As part of my lunch series for this week, I tried her Protein Power Goddess Bowl: chocked full of lentils, quinoa (recipe calls for wheatberries but surprise, surprise, Kroger doesn’t sell them), red onion, bell pepper, tomato, and this UH-MAZING lemon tahini goodness dressing:

IMAG1643Hello giant spoon – shovel away!

Feeling like some spice in your life? Then her Quick & Easy Chana Masala will satisfy you beyond measure.

IMAG1620 Serrano, take me home.

Between the toasted cumin seeds, fresh ginger, garlic, garam masala and additional spices fusing with the chickpeas and diced tomatoes over hot basmati rice (which I had not had in WAY too long), this is a must add to your weekly rotation. While we normally try to avoid eating any “white” rice, it would be a disservice to this dish (in my humble opinion, of course!) to have it over anything BUT basmati – authenticity is key!

Thanks to a friend’s push via social media, I was inspired to take another stab at homemade hummus, and Angela’s cookbook offered her classic hummus. She touts using homecooked chickpeas as the ultimate base. While my bag was a bit too low to make for this batch, I opted for canned but DID pop each chickpea out of its skin (while watching “The Simpsons” on Sunday – definitely made the task a bit more pleasurable).

IMAG1640Take that, chickpea skins!

IMAG1642The result!
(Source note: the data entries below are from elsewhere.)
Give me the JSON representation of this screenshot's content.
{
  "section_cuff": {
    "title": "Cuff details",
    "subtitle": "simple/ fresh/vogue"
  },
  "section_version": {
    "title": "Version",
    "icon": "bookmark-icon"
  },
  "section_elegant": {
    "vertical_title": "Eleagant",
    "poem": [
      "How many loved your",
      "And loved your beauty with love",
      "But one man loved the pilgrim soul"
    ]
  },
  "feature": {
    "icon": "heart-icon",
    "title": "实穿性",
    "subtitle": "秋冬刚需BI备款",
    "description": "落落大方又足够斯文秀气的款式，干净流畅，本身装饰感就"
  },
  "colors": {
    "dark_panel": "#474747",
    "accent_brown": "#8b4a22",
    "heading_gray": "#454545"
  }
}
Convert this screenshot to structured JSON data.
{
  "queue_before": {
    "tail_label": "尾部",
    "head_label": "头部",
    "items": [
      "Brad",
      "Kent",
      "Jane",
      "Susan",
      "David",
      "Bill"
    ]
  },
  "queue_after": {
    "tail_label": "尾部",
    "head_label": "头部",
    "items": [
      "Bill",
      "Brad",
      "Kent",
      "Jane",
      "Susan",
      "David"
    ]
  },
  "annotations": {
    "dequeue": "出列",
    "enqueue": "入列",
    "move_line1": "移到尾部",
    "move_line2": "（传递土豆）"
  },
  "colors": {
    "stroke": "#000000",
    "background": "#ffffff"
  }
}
Now, it is VERY creamy, as she noted, and it does have a different texture than other homemade hummus recipes I’ve tried sans removing the skins.  It has thickened up greatly in the fridge over the last 48 hours, so I’m learning how to thin it out a bit (although it spreads sooooo nicely on our wraps).

Finally, for now, I was in need of more detox last week (what does that say about our weekend adventures as of late??), so I made her Eat Your Greens Detox Soup.

IMAG1622Let’s call this a little spring cleaning.

To put it eloquently: I freaking loved this soup. Tons of veggies (onion, carrots, kale, mushrooms, broccoli) and some seriously enticing spice combinations of fresh ginger, tumeric, cumin, cinnamon and some black pepper. Honestly, I DID feel better both while and after eating it.

So, more to come from this fantastic resource. If you are still on the fence because you don’t want to add another cookbook to your shelf, don’t listen to yourself: get it. You won’t regret it.